At the end of July, Yvonne Dolan had finally found affordable housing in Buffalo, NY during the pandemic. A feat on its own, but during the move, her molar broke and she had severe dental pain . Trips to Urgent Care, and an emergency dental appointment, she found herself at ECMC ER within days of moving.
What we thought was a simple broken tooth became Necrotizing fasciitis, the “flesh-eating disease”, in her head. It is a rare bacterial infection that spreads quickly in the body and can cause death. It’s typically caused when streptococcal bacteria enter the skin through a cut or abscess. Anyone can get it. It’s very rare in the head, and very serious.
Necrotizing fasciitis is a very serious illness that requires quick action and care in a hospital.
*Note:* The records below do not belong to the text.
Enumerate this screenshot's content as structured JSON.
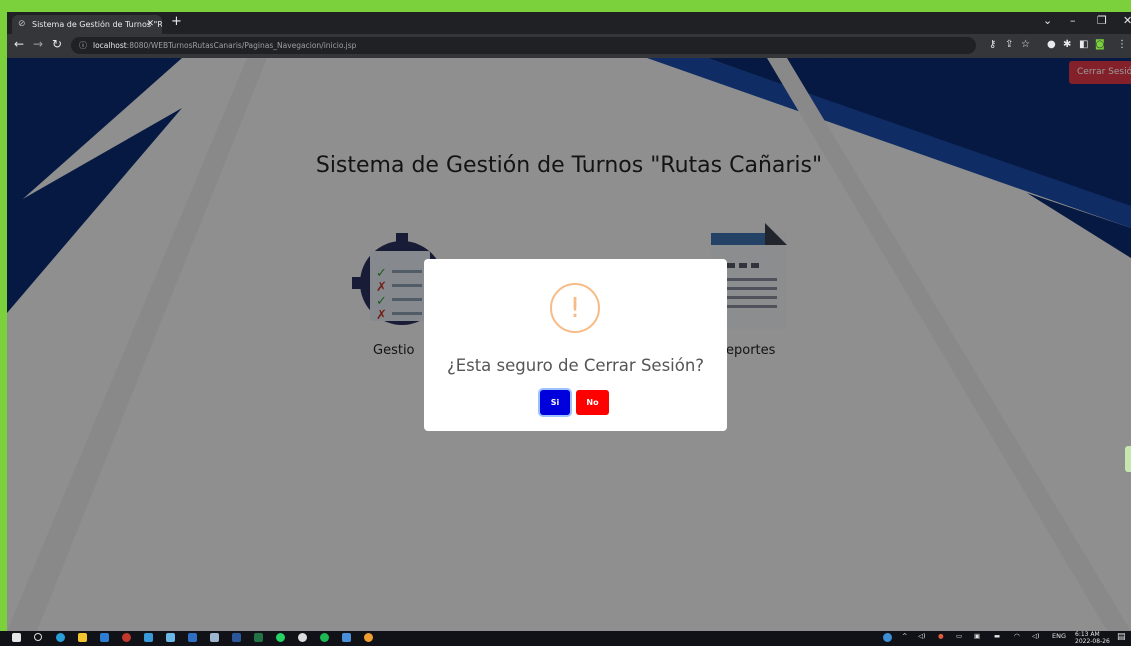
{
  "browser": {
    "tab_title": "Sistema de Gestión de Turnos \"R",
    "url_host": "localhost",
    "url_rest": ":8080/WEBTurnosRutasCanaris/Paginas_Navegacion/inicio.jsp"
  },
  "page": {
    "logout_label": "Cerrar Sesión",
    "title": "Sistema de Gestión de Turnos \"Rutas Cañaris\"",
    "card_left_label": "Gestio",
    "card_right_label": "eportes"
  },
  "dialog": {
    "icon_glyph": "!",
    "question": "¿Esta seguro de Cerrar Sesión?",
    "yes_label": "Si",
    "no_label": "No"
  },
  "taskbar": {
    "lang": "ENG",
    "time": "6:13 AM",
    "date": "2022-08-26"
  },
  "colors": {
    "navy": "#0a2a6e",
    "yes": "#0000dd",
    "no": "#ff0000",
    "warning": "#f8bb86",
    "logout": "#dc3545"
  }
}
Since necrotizing fasciitis can spread so rapidly, patients often must get surgery done very quickly. Sometimes, however, antibiotics cannot reach all of the infected areas because the bacteria have killed too much tissue and reduced blood flow. When this happens, doctors have to surgically remove the dead tissue. It is not unusual for someone with necrotizing fasciitis to end up needing multiple surgeries. serious cases, the patient may need a blood transfusion.
Necrotizing fasciitis can lead to sepsis, shock, and organ failure. It can also result in life-long complications from loss of limbs or severe scarring due to surgically removing infected tissue.
Treatment and Recovery:
Even with treatment, up to 1 in 3 people with necrotizing fasciitis die from this disease. As an inpatient, Yvonne went through 4 surgeries, multiple complications, blood transfusions. Still, it’s a long recovery, at least 6 months.
We want to keep Yvonne alive, help her get better and keep her sheltered. She will still need help with these things over the next few months:
Routine medical supplies & prescriptions
Transportation to appointments
Living expenses – rent, utilities, food, meal replacement drinks, toiletries, household needs
Amazon Recovery Wishlist will be linked along with progress updates from Yvonne & photos
*More about necrotizing fasciitis: https://www.cdc.gov/groupastrep/diseases-public/necrotizing-fasciitis.html